A fluent speaker of German, de Winter writes frequently for Der Spiegel. He also contributes to the Dutch political weekly Elsevier and to the opinion page of The New York Times. He splits his time between Amsterdam and Malibu, Calif. He describes himself as “one of the armchair Zionists” who argue, while sitting and watching the television news, that the “Israeli army should be hitting harder.” In his view, the attitude of European liberals toward radical Islam — particularly the Dutch multicultural experiment, a freewheeling, tolerant approach that makes room for all views, including those that reject tolerance — is a trap, reflecting a pre-September 11 naiveté. With a ready catalog of evidence, he begins with the assassination of Pim Fortuyn, the openly gay Dutch politician who was in line to become the Netherlands’ next prime minister in 2002. Fortuyn was a fierce critic of the conservative, separatist segment of the Dutch-Muslim community. He ran into a flood of criticism in a Netherlands still sensitive to its Nazi past and properly resistant to criticism of minority groups.

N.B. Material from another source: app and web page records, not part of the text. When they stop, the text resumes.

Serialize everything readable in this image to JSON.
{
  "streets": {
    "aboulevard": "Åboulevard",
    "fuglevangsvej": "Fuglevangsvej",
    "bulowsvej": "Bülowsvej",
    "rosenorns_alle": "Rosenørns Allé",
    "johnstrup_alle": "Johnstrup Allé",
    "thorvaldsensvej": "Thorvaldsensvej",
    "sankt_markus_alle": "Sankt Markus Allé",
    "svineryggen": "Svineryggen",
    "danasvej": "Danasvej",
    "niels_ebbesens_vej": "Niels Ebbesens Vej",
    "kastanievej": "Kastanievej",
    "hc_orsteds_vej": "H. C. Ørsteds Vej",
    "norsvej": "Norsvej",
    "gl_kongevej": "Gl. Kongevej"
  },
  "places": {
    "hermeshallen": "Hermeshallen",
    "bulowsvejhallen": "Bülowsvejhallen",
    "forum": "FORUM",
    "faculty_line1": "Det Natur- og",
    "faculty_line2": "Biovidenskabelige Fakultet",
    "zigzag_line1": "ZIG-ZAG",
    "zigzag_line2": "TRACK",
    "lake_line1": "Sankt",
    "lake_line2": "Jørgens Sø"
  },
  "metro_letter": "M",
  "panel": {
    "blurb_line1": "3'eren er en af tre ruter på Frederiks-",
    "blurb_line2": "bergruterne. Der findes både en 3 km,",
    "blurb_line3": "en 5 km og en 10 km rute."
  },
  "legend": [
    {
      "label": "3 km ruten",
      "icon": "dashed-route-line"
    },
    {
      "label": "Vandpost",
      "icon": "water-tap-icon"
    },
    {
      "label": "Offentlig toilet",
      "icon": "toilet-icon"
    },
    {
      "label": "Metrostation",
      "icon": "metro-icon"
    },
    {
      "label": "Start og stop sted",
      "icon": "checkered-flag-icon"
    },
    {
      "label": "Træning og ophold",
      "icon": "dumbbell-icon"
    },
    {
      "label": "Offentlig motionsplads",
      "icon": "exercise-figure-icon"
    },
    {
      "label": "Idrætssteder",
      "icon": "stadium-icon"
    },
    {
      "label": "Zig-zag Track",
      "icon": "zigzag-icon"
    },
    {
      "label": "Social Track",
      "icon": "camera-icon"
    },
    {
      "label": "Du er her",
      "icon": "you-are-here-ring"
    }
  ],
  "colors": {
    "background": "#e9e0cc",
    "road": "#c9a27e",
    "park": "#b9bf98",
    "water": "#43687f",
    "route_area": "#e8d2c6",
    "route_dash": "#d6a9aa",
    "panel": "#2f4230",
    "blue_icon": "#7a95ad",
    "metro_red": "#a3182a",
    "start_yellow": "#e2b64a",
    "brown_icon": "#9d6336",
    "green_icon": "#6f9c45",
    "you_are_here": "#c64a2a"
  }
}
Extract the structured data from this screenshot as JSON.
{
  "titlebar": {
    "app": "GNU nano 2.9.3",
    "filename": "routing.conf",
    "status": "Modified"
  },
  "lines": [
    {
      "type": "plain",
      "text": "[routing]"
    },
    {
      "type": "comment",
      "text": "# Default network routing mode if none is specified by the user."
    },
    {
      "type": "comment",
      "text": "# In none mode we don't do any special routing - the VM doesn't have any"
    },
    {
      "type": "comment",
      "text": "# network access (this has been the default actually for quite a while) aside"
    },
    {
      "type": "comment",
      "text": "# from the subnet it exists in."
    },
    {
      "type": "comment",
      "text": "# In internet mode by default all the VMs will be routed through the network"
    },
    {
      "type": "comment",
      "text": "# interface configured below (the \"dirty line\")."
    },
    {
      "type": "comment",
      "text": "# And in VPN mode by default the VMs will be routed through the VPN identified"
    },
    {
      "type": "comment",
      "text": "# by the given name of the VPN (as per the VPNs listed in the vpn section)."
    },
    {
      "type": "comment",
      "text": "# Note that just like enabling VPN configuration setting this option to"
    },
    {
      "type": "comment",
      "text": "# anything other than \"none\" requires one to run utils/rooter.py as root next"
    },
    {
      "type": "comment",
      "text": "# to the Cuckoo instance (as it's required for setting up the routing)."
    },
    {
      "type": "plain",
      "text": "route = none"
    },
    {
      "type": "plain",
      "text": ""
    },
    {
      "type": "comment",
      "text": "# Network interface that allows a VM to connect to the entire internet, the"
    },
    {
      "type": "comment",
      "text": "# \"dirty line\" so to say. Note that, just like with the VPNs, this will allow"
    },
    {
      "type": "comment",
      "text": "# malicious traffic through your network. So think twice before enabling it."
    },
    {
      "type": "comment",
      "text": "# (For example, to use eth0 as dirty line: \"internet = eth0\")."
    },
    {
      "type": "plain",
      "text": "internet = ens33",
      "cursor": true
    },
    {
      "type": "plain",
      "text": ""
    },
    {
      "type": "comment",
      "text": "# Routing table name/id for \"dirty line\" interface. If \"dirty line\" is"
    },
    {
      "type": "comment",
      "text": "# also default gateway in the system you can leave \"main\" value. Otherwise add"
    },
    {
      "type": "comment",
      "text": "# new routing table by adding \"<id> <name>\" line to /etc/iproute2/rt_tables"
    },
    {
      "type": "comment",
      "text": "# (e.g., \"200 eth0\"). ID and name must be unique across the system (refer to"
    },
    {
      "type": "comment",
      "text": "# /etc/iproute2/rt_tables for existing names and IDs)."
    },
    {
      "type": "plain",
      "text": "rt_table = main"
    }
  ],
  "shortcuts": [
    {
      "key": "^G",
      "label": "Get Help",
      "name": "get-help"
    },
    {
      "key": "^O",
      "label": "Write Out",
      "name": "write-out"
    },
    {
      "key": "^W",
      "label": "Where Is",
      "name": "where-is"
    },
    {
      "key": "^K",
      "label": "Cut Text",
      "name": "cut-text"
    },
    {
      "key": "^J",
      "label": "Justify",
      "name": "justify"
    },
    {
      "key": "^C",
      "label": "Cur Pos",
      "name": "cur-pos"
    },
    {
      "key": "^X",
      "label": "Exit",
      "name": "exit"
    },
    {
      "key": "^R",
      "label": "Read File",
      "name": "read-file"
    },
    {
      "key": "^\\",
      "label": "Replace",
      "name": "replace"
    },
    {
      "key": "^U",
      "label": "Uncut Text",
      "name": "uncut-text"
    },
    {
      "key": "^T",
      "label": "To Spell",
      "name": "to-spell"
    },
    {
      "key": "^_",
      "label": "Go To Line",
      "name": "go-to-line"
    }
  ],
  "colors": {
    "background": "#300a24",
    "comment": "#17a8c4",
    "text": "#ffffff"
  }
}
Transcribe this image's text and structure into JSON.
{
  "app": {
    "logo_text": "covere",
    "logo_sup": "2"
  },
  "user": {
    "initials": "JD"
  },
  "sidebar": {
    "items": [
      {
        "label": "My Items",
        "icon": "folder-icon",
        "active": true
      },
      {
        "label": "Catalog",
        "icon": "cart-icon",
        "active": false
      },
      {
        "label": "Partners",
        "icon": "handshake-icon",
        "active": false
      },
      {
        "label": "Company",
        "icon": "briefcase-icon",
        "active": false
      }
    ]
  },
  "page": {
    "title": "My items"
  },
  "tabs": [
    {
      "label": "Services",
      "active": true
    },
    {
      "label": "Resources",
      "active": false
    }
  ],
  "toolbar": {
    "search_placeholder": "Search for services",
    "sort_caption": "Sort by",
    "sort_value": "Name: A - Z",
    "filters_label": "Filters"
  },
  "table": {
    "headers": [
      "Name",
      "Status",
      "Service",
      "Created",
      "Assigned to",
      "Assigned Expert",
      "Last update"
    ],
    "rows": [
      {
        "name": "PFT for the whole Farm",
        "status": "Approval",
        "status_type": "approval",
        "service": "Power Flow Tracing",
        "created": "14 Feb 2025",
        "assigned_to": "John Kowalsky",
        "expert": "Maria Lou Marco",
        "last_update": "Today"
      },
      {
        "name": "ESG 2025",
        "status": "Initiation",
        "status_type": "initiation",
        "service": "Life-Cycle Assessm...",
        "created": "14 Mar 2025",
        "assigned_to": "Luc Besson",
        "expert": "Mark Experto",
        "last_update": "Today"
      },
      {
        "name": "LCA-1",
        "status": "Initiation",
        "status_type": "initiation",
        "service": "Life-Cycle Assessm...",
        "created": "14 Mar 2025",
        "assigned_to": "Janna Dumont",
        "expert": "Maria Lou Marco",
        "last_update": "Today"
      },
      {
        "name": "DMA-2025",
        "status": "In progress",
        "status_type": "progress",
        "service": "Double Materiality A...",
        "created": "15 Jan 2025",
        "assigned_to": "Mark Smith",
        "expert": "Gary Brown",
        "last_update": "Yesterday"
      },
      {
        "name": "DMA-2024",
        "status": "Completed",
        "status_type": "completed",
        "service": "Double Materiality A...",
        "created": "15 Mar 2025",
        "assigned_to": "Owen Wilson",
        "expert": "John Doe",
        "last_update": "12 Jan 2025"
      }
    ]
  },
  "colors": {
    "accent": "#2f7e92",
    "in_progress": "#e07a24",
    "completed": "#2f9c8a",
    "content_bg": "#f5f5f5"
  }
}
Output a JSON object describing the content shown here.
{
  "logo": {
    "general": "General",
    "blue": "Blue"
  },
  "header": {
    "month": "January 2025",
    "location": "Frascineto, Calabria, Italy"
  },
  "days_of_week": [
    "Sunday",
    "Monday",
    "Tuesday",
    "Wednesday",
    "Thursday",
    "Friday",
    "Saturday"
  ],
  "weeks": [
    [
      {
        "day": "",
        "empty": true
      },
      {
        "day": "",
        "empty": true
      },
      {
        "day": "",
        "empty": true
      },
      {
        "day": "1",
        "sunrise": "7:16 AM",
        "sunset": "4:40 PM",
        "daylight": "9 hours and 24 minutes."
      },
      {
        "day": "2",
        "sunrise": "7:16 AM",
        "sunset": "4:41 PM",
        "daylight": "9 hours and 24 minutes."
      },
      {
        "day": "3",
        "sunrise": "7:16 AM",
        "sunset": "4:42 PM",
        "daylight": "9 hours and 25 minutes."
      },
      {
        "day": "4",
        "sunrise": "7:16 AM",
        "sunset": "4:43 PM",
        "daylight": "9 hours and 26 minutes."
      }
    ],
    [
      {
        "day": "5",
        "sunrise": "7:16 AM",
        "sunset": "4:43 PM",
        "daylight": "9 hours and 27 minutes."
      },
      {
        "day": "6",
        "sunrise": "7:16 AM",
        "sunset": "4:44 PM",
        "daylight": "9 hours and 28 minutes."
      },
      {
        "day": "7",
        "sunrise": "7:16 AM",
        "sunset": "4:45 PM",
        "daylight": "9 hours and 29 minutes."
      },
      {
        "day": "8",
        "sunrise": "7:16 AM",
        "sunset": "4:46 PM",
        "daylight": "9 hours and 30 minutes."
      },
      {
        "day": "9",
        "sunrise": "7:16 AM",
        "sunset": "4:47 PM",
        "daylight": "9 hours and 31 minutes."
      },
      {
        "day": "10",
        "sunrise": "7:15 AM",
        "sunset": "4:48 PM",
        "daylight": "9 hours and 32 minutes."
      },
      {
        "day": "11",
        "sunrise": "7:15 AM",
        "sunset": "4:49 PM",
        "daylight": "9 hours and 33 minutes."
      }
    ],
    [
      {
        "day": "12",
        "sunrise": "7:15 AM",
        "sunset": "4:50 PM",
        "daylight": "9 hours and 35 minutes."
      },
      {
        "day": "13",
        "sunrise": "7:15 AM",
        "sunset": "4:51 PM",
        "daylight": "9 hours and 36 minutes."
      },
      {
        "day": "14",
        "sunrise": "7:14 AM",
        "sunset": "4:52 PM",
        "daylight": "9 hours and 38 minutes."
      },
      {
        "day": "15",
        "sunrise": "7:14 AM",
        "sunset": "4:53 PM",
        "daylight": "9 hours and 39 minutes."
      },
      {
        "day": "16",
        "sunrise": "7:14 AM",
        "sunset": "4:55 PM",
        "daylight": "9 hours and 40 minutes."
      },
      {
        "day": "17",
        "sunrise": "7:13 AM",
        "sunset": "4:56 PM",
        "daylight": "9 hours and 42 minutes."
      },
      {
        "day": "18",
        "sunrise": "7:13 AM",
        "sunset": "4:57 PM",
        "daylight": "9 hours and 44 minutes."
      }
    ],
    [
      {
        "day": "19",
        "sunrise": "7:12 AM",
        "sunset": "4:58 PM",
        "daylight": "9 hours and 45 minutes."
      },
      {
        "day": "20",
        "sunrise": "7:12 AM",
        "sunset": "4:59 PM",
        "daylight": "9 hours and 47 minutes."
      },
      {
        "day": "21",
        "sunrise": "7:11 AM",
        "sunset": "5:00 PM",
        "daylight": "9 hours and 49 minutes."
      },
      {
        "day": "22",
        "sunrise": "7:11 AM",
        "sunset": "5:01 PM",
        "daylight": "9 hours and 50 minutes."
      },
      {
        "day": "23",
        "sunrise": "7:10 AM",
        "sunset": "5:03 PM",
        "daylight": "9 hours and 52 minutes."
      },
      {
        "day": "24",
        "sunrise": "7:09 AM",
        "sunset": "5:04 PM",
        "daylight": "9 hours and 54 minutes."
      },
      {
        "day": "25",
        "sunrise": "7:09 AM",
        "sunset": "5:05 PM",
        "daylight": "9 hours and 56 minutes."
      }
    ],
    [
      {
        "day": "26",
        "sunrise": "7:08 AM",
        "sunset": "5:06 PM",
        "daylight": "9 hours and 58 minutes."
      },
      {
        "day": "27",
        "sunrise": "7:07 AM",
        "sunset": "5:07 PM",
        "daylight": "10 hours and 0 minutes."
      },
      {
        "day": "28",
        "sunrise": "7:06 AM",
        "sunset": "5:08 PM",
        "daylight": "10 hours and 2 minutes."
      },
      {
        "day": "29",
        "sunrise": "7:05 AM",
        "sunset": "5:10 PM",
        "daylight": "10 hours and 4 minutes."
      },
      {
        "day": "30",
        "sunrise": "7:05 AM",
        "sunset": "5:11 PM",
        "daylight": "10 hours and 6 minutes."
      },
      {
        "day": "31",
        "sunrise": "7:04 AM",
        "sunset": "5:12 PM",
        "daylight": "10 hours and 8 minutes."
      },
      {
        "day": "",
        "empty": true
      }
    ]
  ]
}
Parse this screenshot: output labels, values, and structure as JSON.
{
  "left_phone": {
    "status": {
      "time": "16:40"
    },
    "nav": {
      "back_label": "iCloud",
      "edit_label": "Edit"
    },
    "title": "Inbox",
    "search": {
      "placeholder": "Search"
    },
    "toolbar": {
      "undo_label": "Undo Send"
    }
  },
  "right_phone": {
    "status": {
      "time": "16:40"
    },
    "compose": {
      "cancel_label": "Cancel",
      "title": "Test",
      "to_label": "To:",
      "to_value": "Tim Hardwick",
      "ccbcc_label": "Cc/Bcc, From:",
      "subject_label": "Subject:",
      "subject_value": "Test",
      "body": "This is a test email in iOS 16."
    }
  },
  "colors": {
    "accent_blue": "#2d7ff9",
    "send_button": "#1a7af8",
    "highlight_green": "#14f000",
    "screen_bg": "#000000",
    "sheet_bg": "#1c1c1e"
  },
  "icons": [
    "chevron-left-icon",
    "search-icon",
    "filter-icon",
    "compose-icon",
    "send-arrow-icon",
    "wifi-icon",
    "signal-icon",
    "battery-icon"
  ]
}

Two years later, filmmaker and commentator Theo van Gogh, a savage critic of Islamic conservatism, was murdered on a public street in Amsterdam by a Dutch-Moroccan Muslim named Mohammed Bouyeri. De Winter himself had been a target of van Gogh’s hyper-provocative polemics, which sometimes spilled over into antisemitism. The filmmaker, a great-grandnephew of painter Vincent van Gogh, mocked de Winter for writing about the Holocaust and the trauma of survivors’ children, claiming that the novelist was “marketing his Judaism.” He invoked graphically pornographic images, coupled with Auschwitz terminology, to ridicule de Winter and his wife, Dutch-Jewish author Jessica Durlacher, whose father was the only remaining survivor of Auschwitz on the paternal side of her family.
De Winter told me that van Gogh represented “a new type of Holocaust envy. He was the prime example of someone who suffered from this illness. He could not accept that a Jew could write about the Shoah.” One source of van Gogh’s envy was, according to de Winter, those “Jews who have special relations to evil things” — namely, the experience of the Holocaust, which van Gogh could not access. De Winter says that van Gogh “envied me because I was a child of survivors, and he hated me for that. He was an intelligent, gifted artist looking for a burning theme.”
Toward the end of his life, van Gogh had shifted his attacks: Instead of de Winter, they were on the Prophet Muhammad. “This was a dangerous decision,” de Winter said. “He should have stayed with me.”
Benjamin Weinthal is a Berlin-based journalist who writes for Israeli and German publications.